A Unique Japanese Dessert at HCafe

HCafeLocation: 4750 Yonge Street – Unit 119, North York
Websitehttps://www.hcafecanada.com/

I’ve mentioned before that the Japanese Netflix TV show, Kantaro: The Sweet Tooth Salaryman (about a Japanese businessman who’s obsessed with dessert), is pretty much the best.  It’s frequently hilarious and features some mesmerizing food porn, not to mention enough slickly-shot footage of Tokyo to make you want to get on the next flight.  It’s great.

He eats at least one dessert per episode, and it all looks amazing.  Sadly, much of it is really difficult (if not impossible) to find in the GTA.

HCafe

One of the desserts he eats is called ohagi, and you can actually find it at HCafe, a tiny little Japanese dessert shop near Yonge and Sheppard.

It’s pretty unique.  It features a ball of chewy rice (a mix of glutinous rice and regular rice) surrounded by a sweet red bean paste.

HCafe

It’s not quite like any dessert I’ve ever had — it’s chewy, almost like mochi, but with a coarser texture thanks to the grains of rice.  The sweetness is very subtle, and though the flavour is mostly beany, there’s an underlying fruitiness.

It’s odd, but also surprisingly delicious.  If you like mochi, this hits a lot of the same notes.

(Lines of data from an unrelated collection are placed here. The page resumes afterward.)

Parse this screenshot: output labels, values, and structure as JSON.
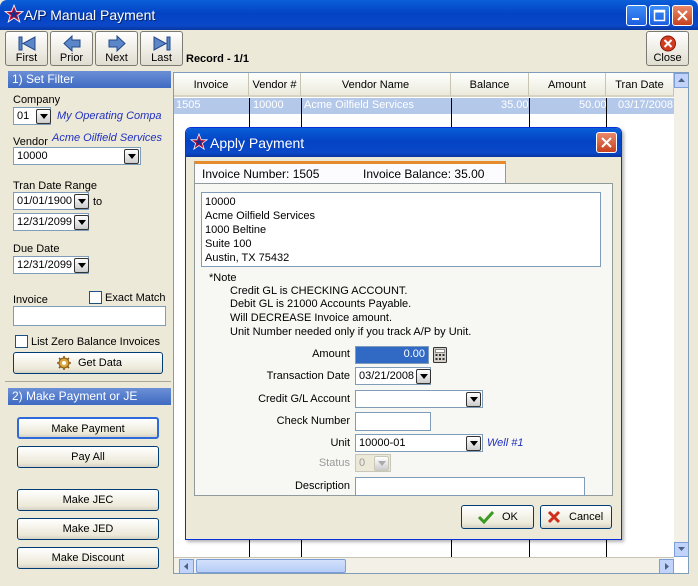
{
  "window": {
    "title": "A/P Manual Payment"
  },
  "toolbar": {
    "first": "First",
    "prior": "Prior",
    "next": "Next",
    "last": "Last",
    "record": "Record - 1/1",
    "close": "Close"
  },
  "filter": {
    "header": "1)  Set Filter",
    "company_label": "Company",
    "company_value": "01",
    "company_name": "My Operating Compa",
    "vendor_label": "Vendor",
    "vendor_name": "Acme Oilfield Services",
    "vendor_value": "10000",
    "tran_range_label": "Tran Date Range",
    "tran_from": "01/01/1900",
    "to_label": "to",
    "tran_to": "12/31/2099",
    "due_label": "Due Date",
    "due_value": "12/31/2099",
    "invoice_label": "Invoice",
    "exact_match": "Exact Match",
    "invoice_value": "",
    "zero_balance": "List Zero Balance Invoices",
    "get_data": "Get Data"
  },
  "payment": {
    "header": "2) Make Payment or JE",
    "make_payment": "Make Payment",
    "pay_all": "Pay All",
    "make_jec": "Make JEC",
    "make_jed": "Make JED",
    "make_discount": "Make Discount"
  },
  "grid": {
    "columns": [
      "Invoice",
      "Vendor #",
      "Vendor Name",
      "Balance",
      "Amount",
      "Tran Date"
    ],
    "rows": [
      {
        "invoice": "1505",
        "vendor": "10000",
        "vendor_name": "Acme Oilfield Services",
        "balance": "35.00",
        "amount": "50.00",
        "tran_date": "03/17/2008"
      }
    ]
  },
  "dialog": {
    "title": "Apply Payment",
    "invoice_number": "Invoice Number: 1505",
    "invoice_balance": "Invoice Balance: 35.00",
    "address": [
      "10000",
      "Acme Oilfield Services",
      "1000 Beltine",
      "Suite 100",
      "Austin, TX 75432"
    ],
    "note_title": "*Note",
    "notes": [
      "Credit GL is CHECKING ACCOUNT.",
      "Debit  GL is 21000 Accounts Payable.",
      "Will DECREASE Invoice amount.",
      "Unit Number needed only if you track A/P by Unit."
    ],
    "amount_label": "Amount",
    "amount_value": "0.00",
    "tran_date_label": "Transaction Date",
    "tran_date_value": "03/21/2008",
    "credit_gl_label": "Credit G/L Account",
    "credit_gl_value": "",
    "check_label": "Check Number",
    "check_value": "",
    "unit_label": "Unit",
    "unit_value": "10000-01",
    "unit_name": "Well #1",
    "status_label": "Status",
    "status_value": "0",
    "description_label": "Description",
    "description_value": "",
    "ok": "OK",
    "cancel": "Cancel"
  }
}
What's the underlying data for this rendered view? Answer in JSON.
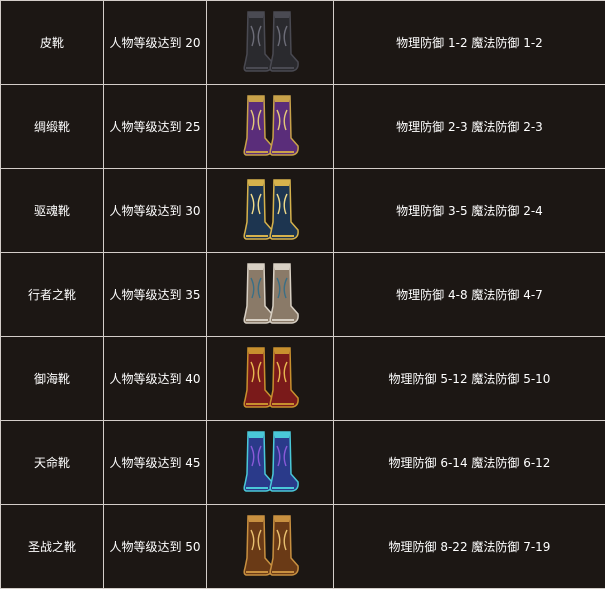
{
  "items": [
    {
      "name": "皮靴",
      "requirement": "人物等级达到 20",
      "stats": "物理防御 1-2  魔法防御  1-2",
      "image": "leather-boots-icon",
      "colors": {
        "main": "#2a2a2e",
        "trim": "#4a4a52",
        "accent": "#6d6d78"
      }
    },
    {
      "name": "绸缎靴",
      "requirement": "人物等级达到 25",
      "stats": "物理防御 2-3  魔法防御  2-3",
      "image": "silk-boots-icon",
      "colors": {
        "main": "#5a2d7a",
        "trim": "#c8a24a",
        "accent": "#e3c878"
      }
    },
    {
      "name": "驱魂靴",
      "requirement": "人物等级达到 30",
      "stats": "物理防御 3-5  魔法防御  2-4",
      "image": "soul-boots-icon",
      "colors": {
        "main": "#1d3550",
        "trim": "#d6b24c",
        "accent": "#f2dc8a"
      }
    },
    {
      "name": "行者之靴",
      "requirement": "人物等级达到 35",
      "stats": "物理防御 4-8  魔法防御  4-7",
      "image": "walker-boots-icon",
      "colors": {
        "main": "#8a7a68",
        "trim": "#d8d0c4",
        "accent": "#3a6f86"
      }
    },
    {
      "name": "御海靴",
      "requirement": "人物等级达到 40",
      "stats": "物理防御 5-12  魔法防御  5-10",
      "image": "sea-boots-icon",
      "colors": {
        "main": "#7a1a1a",
        "trim": "#c8902e",
        "accent": "#e8b850"
      }
    },
    {
      "name": "天命靴",
      "requirement": "人物等级达到 45",
      "stats": "物理防御 6-14  魔法防御  6-12",
      "image": "destiny-boots-icon",
      "colors": {
        "main": "#2a3a8a",
        "trim": "#4ac8d8",
        "accent": "#8a5ad8"
      }
    },
    {
      "name": "圣战之靴",
      "requirement": "人物等级达到 50",
      "stats": "物理防御 8-22  魔法防御  7-19",
      "image": "crusade-boots-icon",
      "colors": {
        "main": "#6a3a16",
        "trim": "#c89040",
        "accent": "#e8c070"
      }
    }
  ]
}
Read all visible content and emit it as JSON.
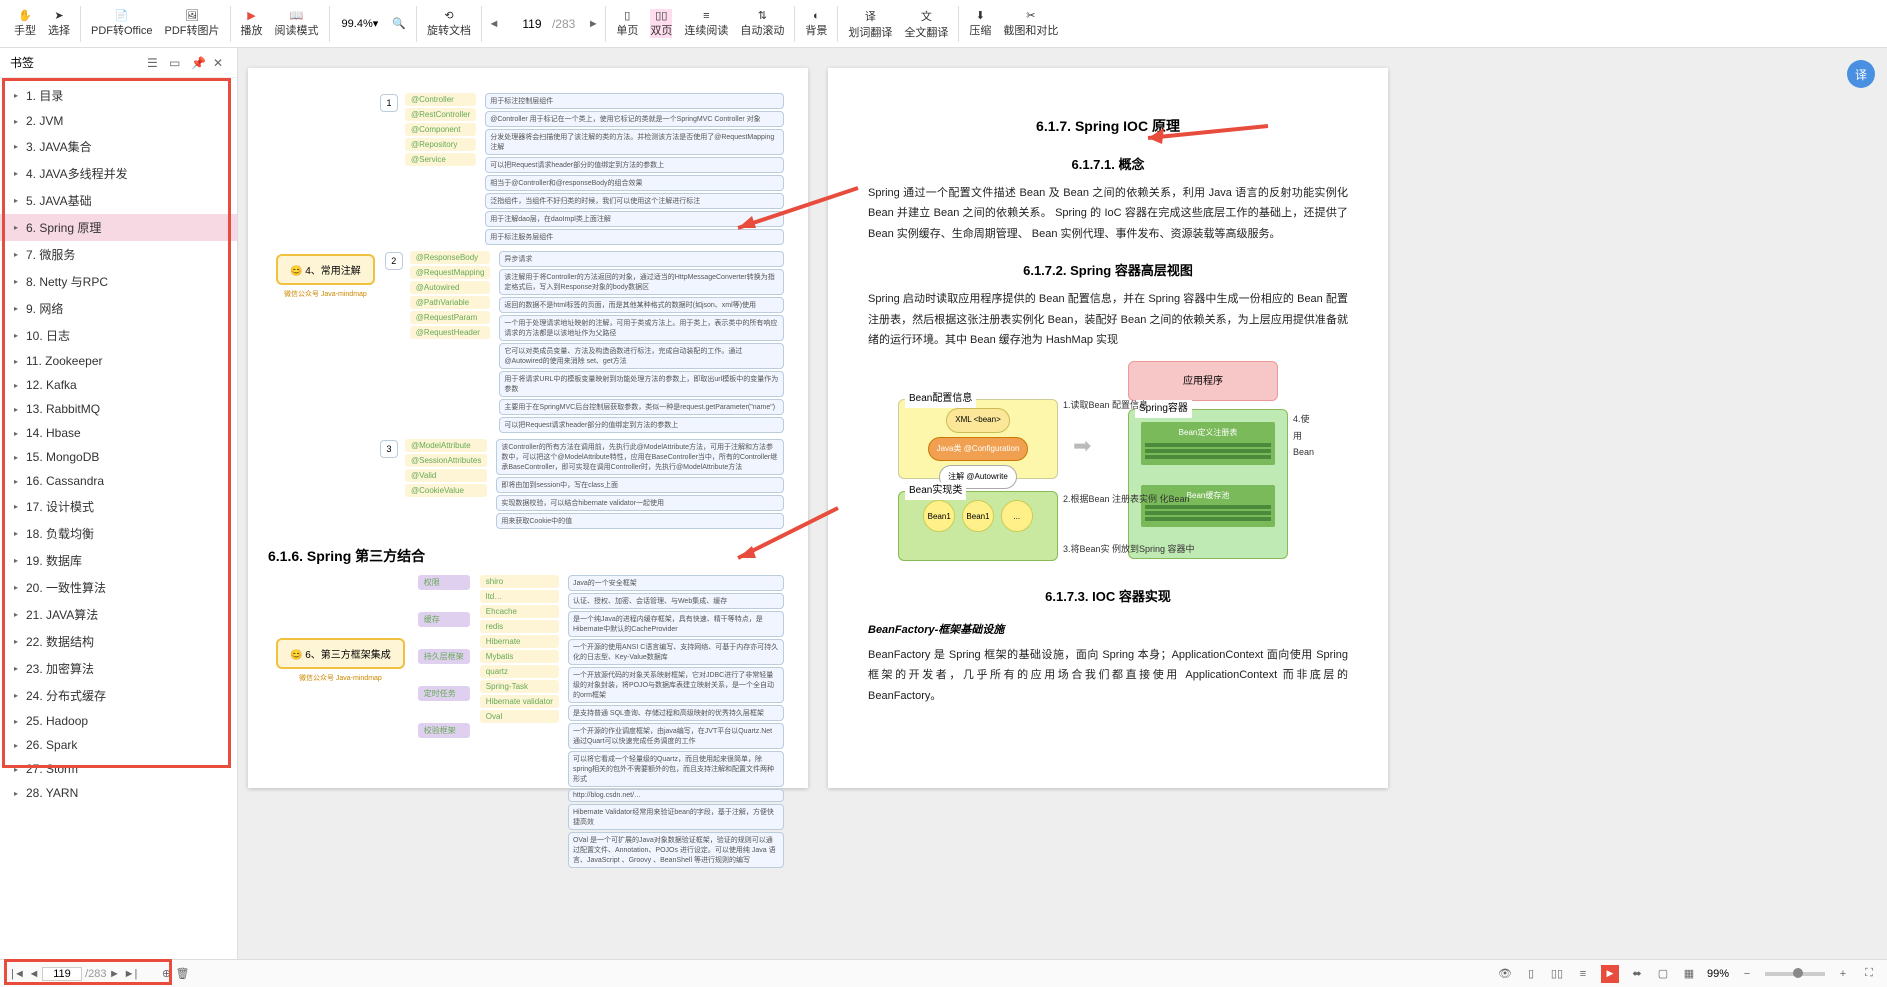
{
  "toolbar": {
    "hand": "手型",
    "select": "选择",
    "pdf_office": "PDF转Office",
    "pdf_image": "PDF转图片",
    "play": "播放",
    "read_mode": "阅读模式",
    "rotate": "旋转文档",
    "single": "单页",
    "double": "双页",
    "cont": "连续阅读",
    "auto_scroll": "自动滚动",
    "bg": "背景",
    "word_trans": "划词翻译",
    "full_trans": "全文翻译",
    "compress": "压缩",
    "crop": "截图和对比",
    "zoom": "99.4%",
    "page_current": "119",
    "page_total": "/283"
  },
  "sidebar": {
    "title": "书签",
    "items": [
      "1.  目录",
      "2.  JVM",
      "3.  JAVA集合",
      "4.  JAVA多线程并发",
      "5.  JAVA基础",
      "6.  Spring 原理",
      "7.   微服务",
      "8.  Netty 与RPC",
      "9.  网络",
      "10.  日志",
      "11.  Zookeeper",
      "12.  Kafka",
      "13.  RabbitMQ",
      "14.  Hbase",
      "15.  MongoDB",
      "16.  Cassandra",
      "17.  设计模式",
      "18.  负载均衡",
      "19.  数据库",
      "20.  一致性算法",
      "21.  JAVA算法",
      "22.  数据结构",
      "23.  加密算法",
      "24.  分布式缓存",
      "25.  Hadoop",
      "26.  Spark",
      "27.  Storm",
      "28.  YARN"
    ],
    "active_index": 5
  },
  "doc": {
    "left": {
      "mm1_root": "😊 4、常用注解",
      "mm1_sub": "微信公众号 Java-mindmap",
      "mm1_nodes": [
        "@Controller",
        "@RestController",
        "@Component",
        "@Repository",
        "@Service",
        "@ResponseBody",
        "@RequestMapping",
        "@Autowired",
        "@PathVariable",
        "@RequestParam",
        "@RequestHeader",
        "@ModelAttribute",
        "@SessionAttributes",
        "@Valid",
        "@CookieValue"
      ],
      "mm1_hints": [
        "用于标注控制层组件",
        "@Controller 用于标记在一个类上，使用它标记的类就是一个SpringMVC Controller 对象",
        "分发处理器将会扫描使用了该注解的类的方法。并检测该方法是否使用了@RequestMapping 注解",
        "可以把Request请求header部分的值绑定到方法的参数上",
        "相当于@Controller和@responseBody的组合效果",
        "泛指组件，当组件不好归类的时候，我们可以使用这个注解进行标注",
        "用于注解dao层，在daoImpl类上面注解",
        "用于标注服务层组件",
        "异步请求",
        "该注解用于将Controller的方法返回的对象，通过适当的HttpMessageConverter转换为指定格式后，写入到Response对象的body数据区",
        "返回的数据不是html标签的页面，而是其他某种格式的数据时(如json、xml等)使用",
        "一个用于处理请求地址映射的注解，可用于类或方法上。用于类上，表示类中的所有响应请求的方法都是以该地址作为父路径",
        "它可以对类成员变量、方法及构造函数进行标注，完成自动装配的工作。通过 @Autowired的使用来消除 set、get方法",
        "用于将请求URL中的模板变量映射到功能处理方法的参数上，即取出url模板中的变量作为参数",
        "主要用于在SpringMVC后台控制层获取参数，类似一种是request.getParameter(\"name\")",
        "可以把Request请求header部分的值绑定到方法的参数上",
        "该Controller的所有方法在调用前，先执行此@ModelAttribute方法，可用于注解和方法参数中，可以把这个@ModelAttribute特性，应用在BaseController当中，所有的Controller继承BaseController，即可实现在调用Controller时，先执行@ModelAttribute方法",
        "即将由加到session中，写在class上面",
        "实现数据校验，可以结合hibernate validator一起使用",
        "用来获取Cookie中的值"
      ],
      "section_616": "6.1.6.  Spring 第三方结合",
      "mm2_root": "😊 6、第三方框架集成",
      "mm2_sub": "微信公众号 Java-mindmap",
      "mm2_groups": [
        "权限",
        "缓存",
        "持久层框架",
        "定时任务",
        "校验框架"
      ],
      "mm2_nodes": [
        "shiro",
        "ltd…",
        "Ehcache",
        "redis",
        "Hibernate",
        "Mybatis",
        "quartz",
        "Spring-Task",
        "Hibernate validator",
        "Oval"
      ],
      "mm2_hints": [
        "Java的一个安全框架",
        "认证、授权、加密、会话管理、与Web集成、缓存",
        "是一个纯Java的进程内缓存框架，具有快速、精干等特点，是Hibernate中默认的CacheProvider",
        "一个开源的使用ANSI C语言编写、支持网络、可基于内存亦可持久化的日志型、Key-Value数据库",
        "一个开放源代码的对象关系映射框架，它对JDBC进行了非常轻量级的对象封装，将POJO与数据库表建立映射关系，是一个全自动的orm框架",
        "是支持普通 SQL查询、存储过程和高级映射的优秀持久层框架",
        "一个开源的作业调度框架，由java编写，在JVT平台以Quartz.Net通过Quart可以快速完成任务调度的工作",
        "可以将它看成一个轻量级的Quartz，而且使用起来很简单，除spring相关的包外不需要额外的包，而且支持注解和配置文件两种形式",
        "http://blog.csdn.net/…",
        "Hibernate Validator经常用来验证bean的字段，基于注解，方便快捷高效",
        "OVal 是一个可扩展的Java对象数据验证框架，验证的规则可以通过配置文件、Annotation、POJOs 进行设定。可以使用纯 Java 语言、JavaScript 、Groovy 、BeanShell 等进行规则的编写"
      ]
    },
    "right": {
      "h617": "6.1.7.  Spring IOC 原理",
      "h6171": "6.1.7.1.     概念",
      "p6171": "Spring 通过一个配置文件描述 Bean 及 Bean 之间的依赖关系，利用 Java 语言的反射功能实例化 Bean 并建立 Bean 之间的依赖关系。 Spring 的 IoC 容器在完成这些底层工作的基础上，还提供了 Bean 实例缓存、生命周期管理、 Bean 实例代理、事件发布、资源装载等高级服务。",
      "h6172": "6.1.7.2.     Spring 容器高层视图",
      "p6172": "Spring 启动时读取应用程序提供的 Bean 配置信息，并在 Spring 容器中生成一份相应的 Bean 配置注册表，然后根据这张注册表实例化 Bean，装配好 Bean 之间的依赖关系，为上层应用提供准备就绪的运行环境。其中 Bean 缓存池为 HashMap 实现",
      "diagram": {
        "app": "应用程序",
        "cfg": "Bean配置信息",
        "xml": "XML <bean>",
        "java": "Java类 @Configuration",
        "ann": "注解 @Autowrite",
        "impl": "Bean实现类",
        "beans": [
          "Bean1",
          "Bean1",
          "..."
        ],
        "spring": "Spring容器",
        "reg": "Bean定义注册表",
        "pool": "Bean缓存池",
        "l1": "1.读取Bean 配置信息",
        "l2": "2.根据Bean 注册表实例 化Bean",
        "l3": "3.将Bean实 例放到Spring 容器中",
        "l4": "4.使用Bean"
      },
      "h6173": "6.1.7.3.     IOC 容器实现",
      "bf_title": "BeanFactory-框架基础设施",
      "p6173": "BeanFactory 是 Spring 框架的基础设施，面向 Spring 本身；ApplicationContext 面向使用 Spring 框架的开发者，几乎所有的应用场合我们都直接使用 ApplicationContext 而非底层的 BeanFactory。"
    }
  },
  "statusbar": {
    "page_current": "119",
    "page_total": "/283",
    "zoom": "99%"
  }
}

Delicious Mochi at Sasaki Fine Pastry

Sasaki Fine PastryLocation: 3160 Steeles Avenue East, Markham
Websitehttps://www.instagram.com/sasakifinepastry/

Sasaki Fine Pastry is the latest gem I’ve discovered thanks to the inimitable Suresh Doss, who specializes in sussing out the best non-Western eats in the city, usually out in the ‘burbs.  If you’re on Twitter and you’re not following him, I don’t even know what you’re doing with your life.

Sasaki Fine Pastry

Sasaki specializes in daifuku, a Japanese dessert in which soft, chewy mochi is stuffed with various sweet fillings.  On this particular visit they had seven flavours available; I tried mango cream, strawberry cream, yuzu cream, and sesame cream.

It’s easily the best mochi I’ve ever had.  I like mochi, but it can sometimes be a little too gummy.  But the version here had a delightfully delicate chew that almost melts in your mouth.

Sasaki Fine Pastry

The subtly sweet, creamy fillings were all great, though the strawberry — which featured a mixture of strawberry cream and sweet red bean filling — was the highlight.

Sasaki Fine Pastry

I also tried the red bean and cream doriyaki, which features a filling of sweet red bean and whipped cream that’s sandwiched between two little pancakes.  Like the daifuki, this was super fresh, subtly sweet, and extremely delicious.

Matcha Overload at Golden Bubbles

Golden BubblesLocation: 3276 Midland Avenue, Scarborough
Websitehttp://goldenbubbles.ca/

I don’t particularly like matcha.  It has a vaguely bitter, swampy flavour that I find unappealing.

So obviously, when I went to Golden Bubbles, I ordered the Matcha Red Bean Waffle despite the fact that they have many non-matcha options that look perfectly delicious.  Because I’m a stupid person?

Golden Bubbles

In my defense, I’ve been craving a red bean dessert (probably because I’ve been watching Kantaro: The Sweet Tooth Salaryman on Netflix, a delightfully quirky Japanese show about a dessert-obsessed businessman).  Plus, it’s been a few years since I’ve tried a matcha dessert, so my general mindset was “prove me wrong, Golden Bubbles.  Prove me wrong.”

Yeah, I still don’t like matcha.  But if you do, I’m sure you’ll find this quite tasty.  It consists of a matcha poppy seed waffle, green tea ice cream, and a sweet red bean topping.

Golden Bubbles

The fresh Hong Kong style waffle was great, with a delicately crisp exterior and custardy interior.  And, flavour notwithstanding, the quality of the ice cream was very good.  It was rich and creamy.  The beans were tasty as well.

But no, sorry matcha fans.  It’s beloved, and I just don’t get it.  I won’t say it’s flat-out gross, but its popularity baffles me.

I guess I’ll wait another few years and try it again.